▸ ASSIGNED TASK:
All of the data must be written out verbatim, with pictures excluded.

▸ INPUT RECORDS:
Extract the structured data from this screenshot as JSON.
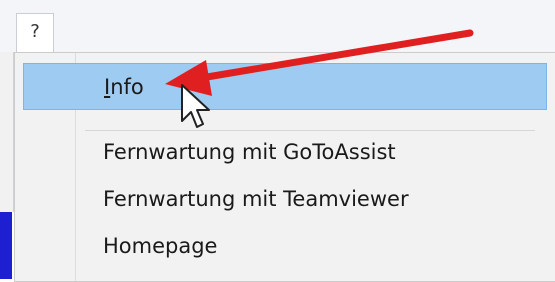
{
  "menubar": {
    "help_label": "?"
  },
  "menu": {
    "items": [
      {
        "mnemonic": "I",
        "rest": "nfo",
        "highlighted": true
      },
      {
        "label": "Fernwartung mit GoToAssist"
      },
      {
        "label": "Fernwartung mit Teamviewer"
      },
      {
        "label": "Homepage"
      }
    ]
  },
  "annotation": {
    "arrow_color": "#e02020",
    "arrow_icon": "red-arrow-icon"
  },
  "colors": {
    "highlight": "#9ecbf2",
    "menu_background": "#f2f2f2",
    "left_edge_blue": "#1d1fd0"
  }
}
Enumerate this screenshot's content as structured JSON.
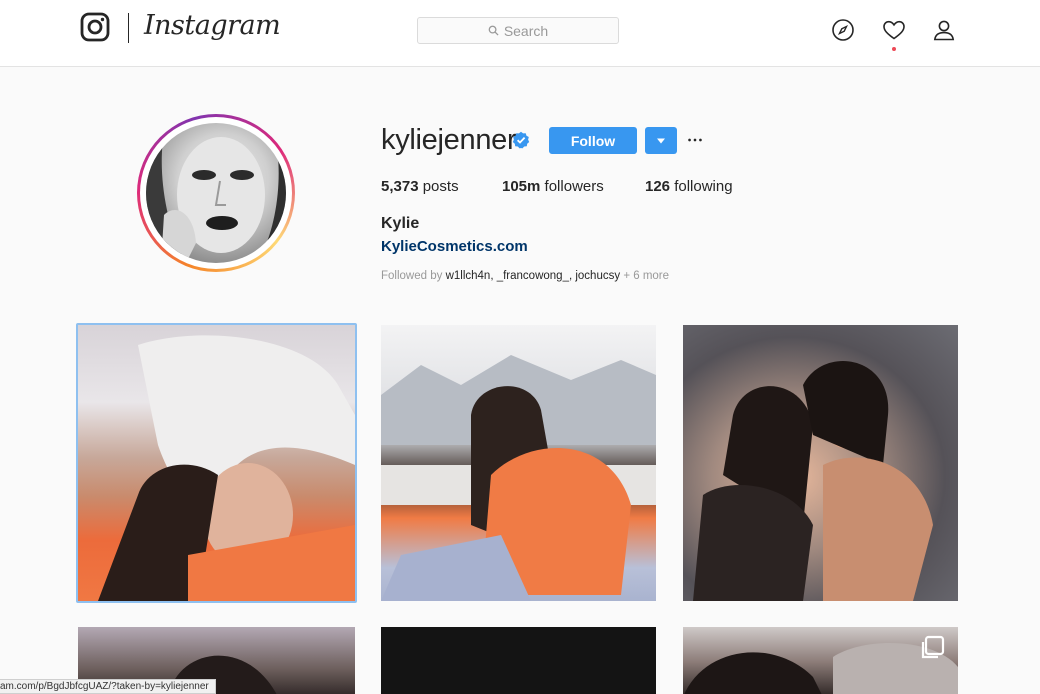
{
  "nav": {
    "logo_icon": "instagram-glyph-icon",
    "wordmark": "Instagram",
    "search_placeholder": "Search",
    "icons": [
      "compass-icon",
      "heart-icon",
      "person-icon"
    ],
    "notification_dot_color": "#ed4956"
  },
  "profile": {
    "username": "kyliejenner",
    "verified_icon": "verified-badge-icon",
    "follow_label": "Follow",
    "dropdown_icon": "caret-down-icon",
    "more_icon": "ellipsis-icon",
    "stats": {
      "posts_count": "5,373",
      "posts_label": "posts",
      "followers_count": "105m",
      "followers_label": "followers",
      "following_count": "126",
      "following_label": "following"
    },
    "full_name": "Kylie",
    "website": "KylieCosmetics.com",
    "followed_by": {
      "prefix": "Followed by",
      "users": "w1llch4n, _francowong_, jochucsy",
      "suffix": "+ 6 more"
    }
  },
  "grid": {
    "multi_post_icon": "carousel-icon",
    "selected_index": 0
  },
  "status_bar": {
    "url": "am.com/p/BgdJbfcgUAZ/?taken-by=kyliejenner"
  },
  "colors": {
    "accent": "#3897f0",
    "link": "#003569",
    "text": "#262626",
    "muted": "#999999",
    "background": "#fafafa"
  }
}
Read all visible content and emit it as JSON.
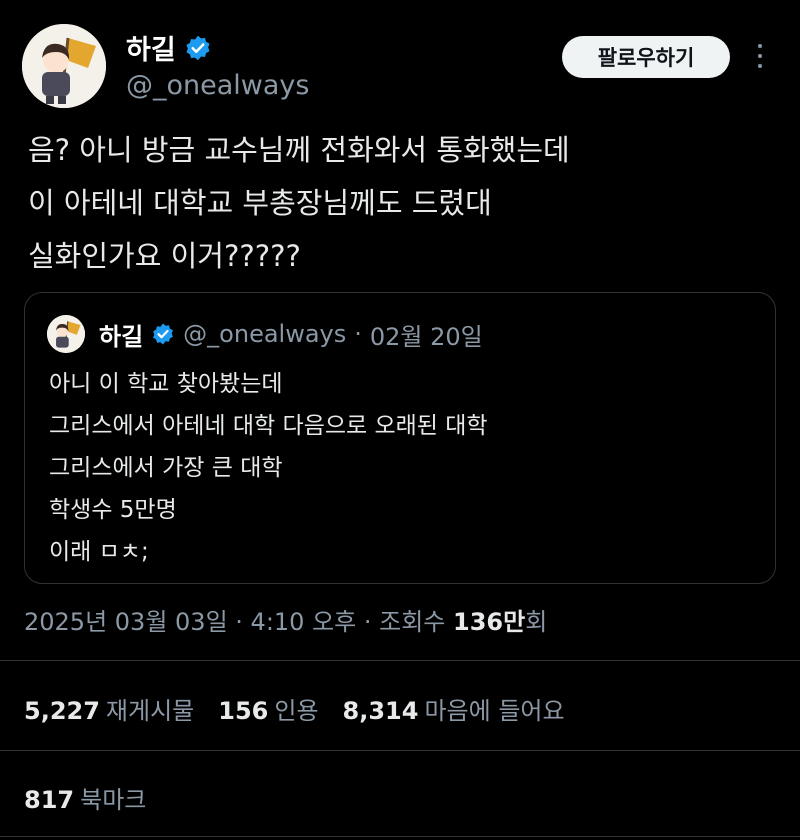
{
  "author": {
    "name": "하길",
    "handle": "@_onealways",
    "verified_color": "#1d9bf0"
  },
  "follow_label": "팔로우하기",
  "tweet_lines": [
    "음? 아니 방금 교수님께 전화와서 통화했는데",
    "이 아테네 대학교 부총장님께도 드렸대",
    "실화인가요 이거?????"
  ],
  "quote": {
    "name": "하길",
    "handle": "@_onealways",
    "separator": "·",
    "date": "02월 20일",
    "lines": [
      "아니 이 학교 찾아봤는데",
      "그리스에서 아테네 대학 다음으로 오래된 대학",
      "그리스에서 가장 큰 대학",
      "학생수 5만명",
      "이래 ㅁㅊ;"
    ]
  },
  "meta": {
    "date": "2025년 03월 03일",
    "sep1": " · ",
    "time": "4:10 오후",
    "sep2": " · ",
    "views_label": "조회수 ",
    "views_count": "136만",
    "views_suffix": "회"
  },
  "stats": [
    {
      "num": "5,227",
      "label": "재게시물"
    },
    {
      "num": "156",
      "label": "인용"
    },
    {
      "num": "8,314",
      "label": "마음에 들어요"
    }
  ],
  "bookmarks": {
    "num": "817",
    "label": "북마크"
  },
  "colors": {
    "background": "#000000",
    "text": "#e7e9ea",
    "muted": "#8b98a5",
    "border": "#2f3336"
  }
}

▸ SOLUTION TO THIS PROBLEM:
Extract the structured data from this screenshot as JSON.
{
  "menubar": {
    "help_label": "?"
  },
  "menu": {
    "items": [
      {
        "mnemonic": "I",
        "rest": "nfo",
        "highlighted": true
      },
      {
        "label": "Fernwartung mit GoToAssist"
      },
      {
        "label": "Fernwartung mit Teamviewer"
      },
      {
        "label": "Homepage"
      }
    ]
  },
  "annotation": {
    "arrow_color": "#e02020",
    "arrow_icon": "red-arrow-icon"
  },
  "colors": {
    "highlight": "#9ecbf2",
    "menu_background": "#f2f2f2",
    "left_edge_blue": "#1d1fd0"
  }
}
Enumerate this screenshot's content as structured JSON.
{
  "nav": {
    "logo_icon": "instagram-glyph-icon",
    "wordmark": "Instagram",
    "search_placeholder": "Search",
    "icons": [
      "compass-icon",
      "heart-icon",
      "person-icon"
    ],
    "notification_dot_color": "#ed4956"
  },
  "profile": {
    "username": "kyliejenner",
    "verified_icon": "verified-badge-icon",
    "follow_label": "Follow",
    "dropdown_icon": "caret-down-icon",
    "more_icon": "ellipsis-icon",
    "stats": {
      "posts_count": "5,373",
      "posts_label": "posts",
      "followers_count": "105m",
      "followers_label": "followers",
      "following_count": "126",
      "following_label": "following"
    },
    "full_name": "Kylie",
    "website": "KylieCosmetics.com",
    "followed_by": {
      "prefix": "Followed by",
      "users": "w1llch4n, _francowong_, jochucsy",
      "suffix": "+ 6 more"
    }
  },
  "grid": {
    "multi_post_icon": "carousel-icon",
    "selected_index": 0
  },
  "status_bar": {
    "url": "am.com/p/BgdJbfcgUAZ/?taken-by=kyliejenner"
  },
  "colors": {
    "accent": "#3897f0",
    "link": "#003569",
    "text": "#262626",
    "muted": "#999999",
    "background": "#fafafa"
  }
}
Read all visible content and emit it as JSON.
{
  "author": {
    "name": "하길",
    "handle": "@_onealways",
    "verified_color": "#1d9bf0"
  },
  "follow_label": "팔로우하기",
  "tweet_lines": [
    "음? 아니 방금 교수님께 전화와서 통화했는데",
    "이 아테네 대학교 부총장님께도 드렸대",
    "실화인가요 이거?????"
  ],
  "quote": {
    "name": "하길",
    "handle": "@_onealways",
    "separator": "·",
    "date": "02월 20일",
    "lines": [
      "아니 이 학교 찾아봤는데",
      "그리스에서 아테네 대학 다음으로 오래된 대학",
      "그리스에서 가장 큰 대학",
      "학생수 5만명",
      "이래 ㅁㅊ;"
    ]
  },
  "meta": {
    "date": "2025년 03월 03일",
    "sep1": " · ",
    "time": "4:10 오후",
    "sep2": " · ",
    "views_label": "조회수 ",
    "views_count": "136만",
    "views_suffix": "회"
  },
  "stats": [
    {
      "num": "5,227",
      "label": "재게시물"
    },
    {
      "num": "156",
      "label": "인용"
    },
    {
      "num": "8,314",
      "label": "마음에 들어요"
    }
  ],
  "bookmarks": {
    "num": "817",
    "label": "북마크"
  },
  "colors": {
    "background": "#000000",
    "text": "#e7e9ea",
    "muted": "#8b98a5",
    "border": "#2f3336"
  }
}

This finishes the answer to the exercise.